  • All of these grand rooms branch off my main writing room. A simple desk and computer in the middle of a cozy room. Candles on the walls, as well as scribbled notes. Oh, and the aforementioned surround sound music.
  • There would be a library too, of course, with several great chairs, a fireplace, a window seat, and books covering the walls. This would also be my bedroom.
  • Moving from the topic of lodging to technology, a dream recorder would be great for ideas.
  • As well as a thought recorder.
  • And a telepathic keyboard that writes out a scene just as we imagine it instead of making us labor word through word.
  • A visual storyboard would be nice too. One that would play our story in color, with dramatic music in the background.
  • Food. A stash of chocolate would be grand, as well as ice cream and cheesecake. Yogurt too, since one ought to eat something healthy. And fruit. Like strawberries and blueberries.
  • Some writers would also include coffee. Or tea. I’d prefer hot chocolate and pink lemonade.
  • Then there are the baths. Hot tubs and showers and whirlpools for brainstorming.
  • Also an endless supply of pens and paper. Notebooks and notecards. Envelopes and bookmarks.
  • And… costumes. Ranger costumes. Futuristic dress. Swords and bows and guns and daggers. Because sharp and shiny things should be acquired at every chance one gets.
  • Finally, one needs other writers. Just a few. Good friends, all with their own chambers and a central meeting room for when they want to interact with others.

If you could choose one thing from this list, what would it be? What sorts of things would you add to this list?

Writing Humor – Studio C Style

I’ve watched all the Studio C skits and have many favorites. But some of the ones I love best have to do with writing.

Firstly, here’s one of the first Studio C’s I ever saw:

Then there is this fantasy skits:

When your characters don’t listen:

And this recent skit reminded me of authors’ treatment of characters:
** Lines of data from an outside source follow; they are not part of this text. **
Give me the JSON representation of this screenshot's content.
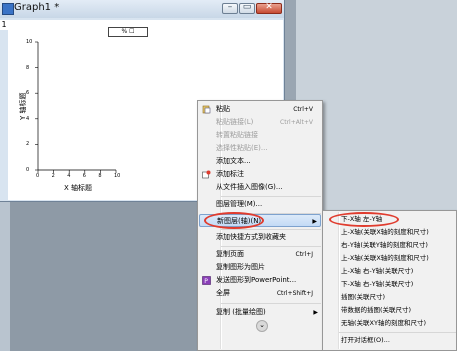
{
  "window": {
    "title": "Graph1 *",
    "layer_number": "1",
    "min": "–",
    "max": "▭",
    "close": "✕"
  },
  "plot": {
    "legend_text": "% ☐",
    "y_axis_label": "Y 轴标题",
    "x_axis_label": "X 轴标题",
    "y_ticks": [
      "10",
      "8",
      "6",
      "4",
      "2",
      "0"
    ],
    "x_ticks": [
      "0",
      "2",
      "4",
      "6",
      "8",
      "10"
    ]
  },
  "context_menu": {
    "items": [
      {
        "label": "粘贴",
        "shortcut": "Ctrl+V",
        "disabled": false,
        "icon": "paste-icon"
      },
      {
        "label": "粘贴链接(L)",
        "shortcut": "Ctrl+Alt+V",
        "disabled": true
      },
      {
        "label": "转置粘贴链接",
        "shortcut": "",
        "disabled": true
      },
      {
        "label": "选择性粘贴(E)...",
        "shortcut": "",
        "disabled": true
      },
      {
        "label": "添加文本...",
        "shortcut": "",
        "disabled": false
      },
      {
        "label": "添加标注",
        "shortcut": "",
        "disabled": false,
        "icon": "annotation-icon"
      },
      {
        "label": "从文件插入图像(G)...",
        "shortcut": "",
        "disabled": false
      },
      {
        "label": "图层管理(M)...",
        "shortcut": "",
        "disabled": false
      },
      {
        "label": "新图层(轴)(N)",
        "shortcut": "",
        "disabled": false,
        "submenu": true
      },
      {
        "label": "添加快捷方式到收藏夹",
        "shortcut": "",
        "disabled": false
      },
      {
        "label": "复制页面",
        "shortcut": "Ctrl+J",
        "disabled": false
      },
      {
        "label": "复制图形为图片",
        "shortcut": "",
        "disabled": false
      },
      {
        "label": "发送图形到PowerPoint...",
        "shortcut": "",
        "disabled": false,
        "icon": "powerpoint-icon"
      },
      {
        "label": "全屏",
        "shortcut": "Ctrl+Shift+J",
        "disabled": false
      },
      {
        "label": "复制 (批量绘图)",
        "shortcut": "",
        "disabled": false,
        "submenu": true
      }
    ],
    "more_arrow": "⌄"
  },
  "submenu": {
    "items": [
      "下-X轴 左-Y轴",
      "上-X轴(关联X轴的刻度和尺寸)",
      "右-Y轴(关联Y轴的刻度和尺寸)",
      "上-X轴(关联X轴的刻度和尺寸)",
      "上-X轴 右-Y轴(关联尺寸)",
      "下-X轴 右-Y轴(关联尺寸)",
      "插图(关联尺寸)",
      "带数据的插图(关联尺寸)",
      "无轴(关联XY轴的刻度和尺寸)",
      "打开对话框(O)..."
    ]
  },
  "colors": {
    "highlight": "#c3daf5",
    "annotation": "#e03c2e",
    "titlebar": "#c8d7e7"
  }
}
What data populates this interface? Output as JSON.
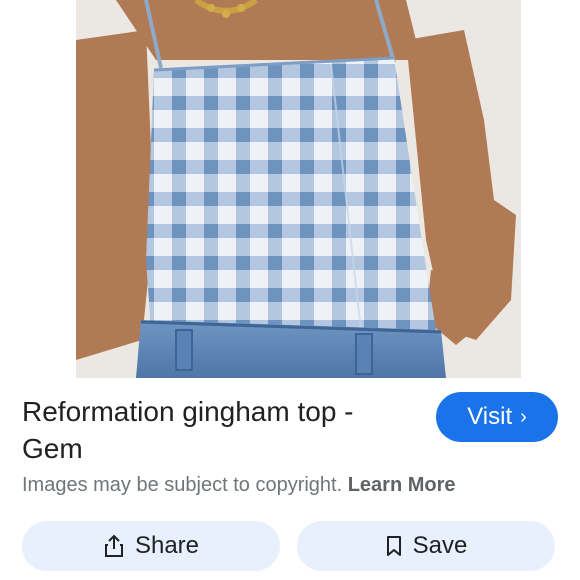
{
  "result": {
    "title": "Reformation gingham top - Gem",
    "visit_label": "Visit",
    "copyright_text": "Images may be subject to copyright.",
    "learn_more_label": "Learn More"
  },
  "actions": {
    "share_label": "Share",
    "save_label": "Save"
  },
  "icons": {
    "visit": "chevron-right-icon",
    "share": "share-icon",
    "save": "bookmark-icon"
  },
  "colors": {
    "accent": "#1a73e8",
    "action_button_bg": "#e8f0fe",
    "secondary_text": "#70757a"
  }
}
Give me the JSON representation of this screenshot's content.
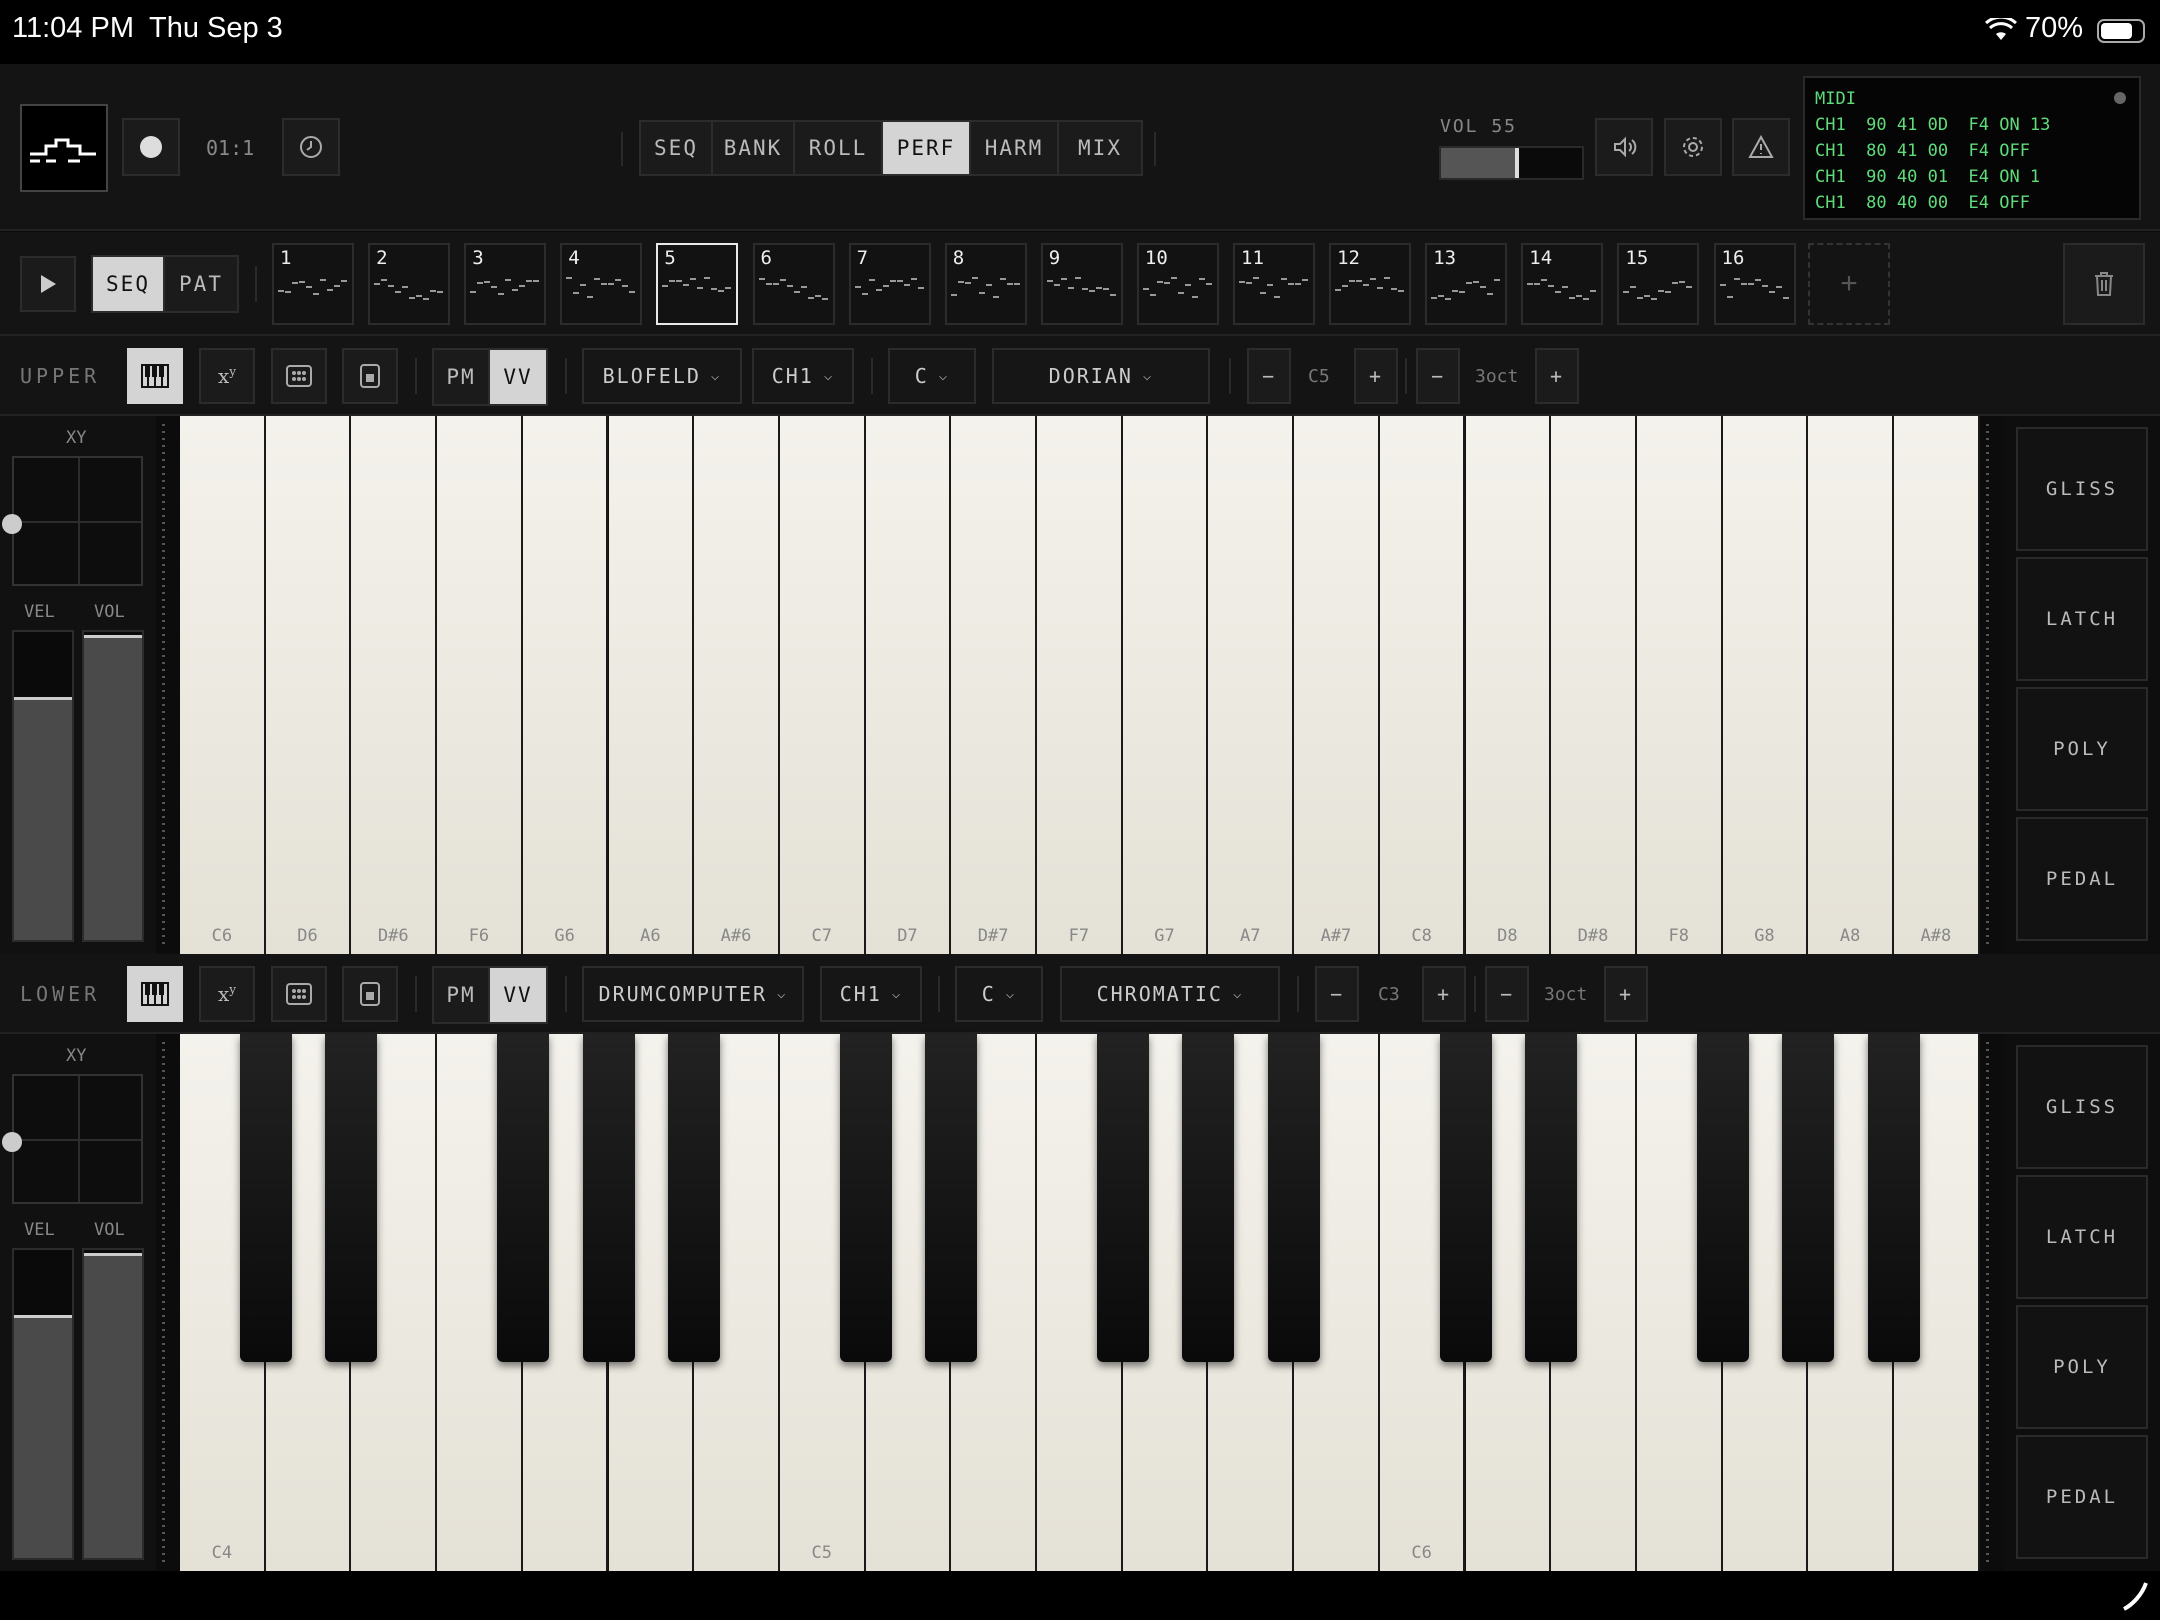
{
  "status": {
    "time": "11:04 PM",
    "date": "Thu Sep 3",
    "battery": "70%"
  },
  "top": {
    "record_time": "01:1",
    "tabs": [
      {
        "label": "SEQ",
        "active": false
      },
      {
        "label": "BANK",
        "active": false
      },
      {
        "label": "ROLL",
        "active": false
      },
      {
        "label": "PERF",
        "active": true
      },
      {
        "label": "HARM",
        "active": false
      },
      {
        "label": "MIX",
        "active": false
      }
    ],
    "volume_label": "VOL 55",
    "volume": 55
  },
  "midi": {
    "title": "MIDI",
    "lines": [
      "CH1  90 41 0D  F4 ON 13",
      "CH1  80 41 00  F4 OFF",
      "CH1  90 40 01  E4 ON 1",
      "CH1  80 40 00  E4 OFF"
    ]
  },
  "patterns": {
    "mode": [
      {
        "label": "SEQ",
        "active": true
      },
      {
        "label": "PAT",
        "active": false
      }
    ],
    "slots": [
      "1",
      "2",
      "3",
      "4",
      "5",
      "6",
      "7",
      "8",
      "9",
      "10",
      "11",
      "12",
      "13",
      "14",
      "15",
      "16"
    ],
    "selected": "5",
    "add_label": "+"
  },
  "upper": {
    "label": "UPPER",
    "pm": "PM",
    "vv": "VV",
    "instrument": "BLOFELD",
    "channel": "CH1",
    "key": "C",
    "scale": "DORIAN",
    "minus": "−",
    "plus": "+",
    "base_note": "C5",
    "octaves": "3oct",
    "xy_label": "XY",
    "vel_label": "VEL",
    "vol_label": "VOL",
    "vel": 0.79,
    "vol": 0.99,
    "keys": [
      "C6",
      "D6",
      "D#6",
      "F6",
      "G6",
      "A6",
      "A#6",
      "C7",
      "D7",
      "D#7",
      "F7",
      "G7",
      "A7",
      "A#7",
      "C8",
      "D8",
      "D#8",
      "F8",
      "G8",
      "A8",
      "A#8"
    ],
    "side_buttons": [
      "GLISS",
      "LATCH",
      "POLY",
      "PEDAL"
    ]
  },
  "lower": {
    "label": "LOWER",
    "pm": "PM",
    "vv": "VV",
    "instrument": "DRUMCOMPUTER",
    "channel": "CH1",
    "key": "C",
    "scale": "CHROMATIC",
    "minus": "−",
    "plus": "+",
    "base_note": "C3",
    "octaves": "3oct",
    "xy_label": "XY",
    "vel_label": "VEL",
    "vol_label": "VOL",
    "vel": 0.79,
    "vol": 0.99,
    "key_labels": {
      "c4": "C4",
      "c5": "C5",
      "c6": "C6"
    },
    "side_buttons": [
      "GLISS",
      "LATCH",
      "POLY",
      "PEDAL"
    ]
  }
}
And the truth about fairy tales:

And…the truth behind bestseller lists:

So, do you enjoy Studo C? Which one of these is your favorite?